* DATA
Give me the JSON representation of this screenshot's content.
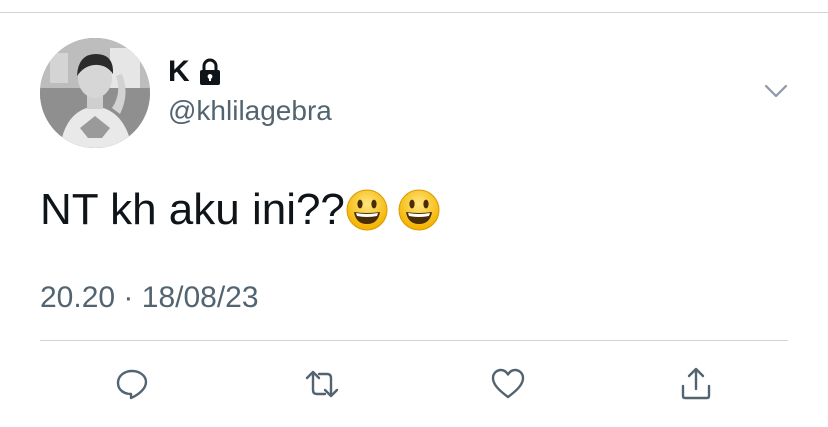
{
  "tweet": {
    "author": {
      "display_name": "K",
      "handle": "@khlilagebra",
      "protected_icon": "lock-icon"
    },
    "text": "NT kh aku ini??",
    "emojis": [
      "grinning-face-emoji",
      "grinning-face-emoji"
    ],
    "time": "20.20",
    "separator": "·",
    "date": "18/08/23"
  },
  "actions": [
    {
      "name": "reply-button",
      "icon": "reply-icon"
    },
    {
      "name": "retweet-button",
      "icon": "retweet-icon"
    },
    {
      "name": "like-button",
      "icon": "heart-icon"
    },
    {
      "name": "share-button",
      "icon": "share-icon"
    }
  ],
  "colors": {
    "text_primary": "#0f1419",
    "text_secondary": "#536471",
    "icon": "#536471",
    "divider": "#cfd4d8",
    "background": "#ffffff"
  }
}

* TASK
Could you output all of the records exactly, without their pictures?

* YOUR SOLUTION
Give me the JSON representation of this screenshot's content.
{
  "tweet": {
    "author": {
      "display_name": "K",
      "handle": "@khlilagebra",
      "protected_icon": "lock-icon"
    },
    "text": "NT kh aku ini??",
    "emojis": [
      "grinning-face-emoji",
      "grinning-face-emoji"
    ],
    "time": "20.20",
    "separator": "·",
    "date": "18/08/23"
  },
  "actions": [
    {
      "name": "reply-button",
      "icon": "reply-icon"
    },
    {
      "name": "retweet-button",
      "icon": "retweet-icon"
    },
    {
      "name": "like-button",
      "icon": "heart-icon"
    },
    {
      "name": "share-button",
      "icon": "share-icon"
    }
  ],
  "colors": {
    "text_primary": "#0f1419",
    "text_secondary": "#536471",
    "icon": "#536471",
    "divider": "#cfd4d8",
    "background": "#ffffff"
  }
}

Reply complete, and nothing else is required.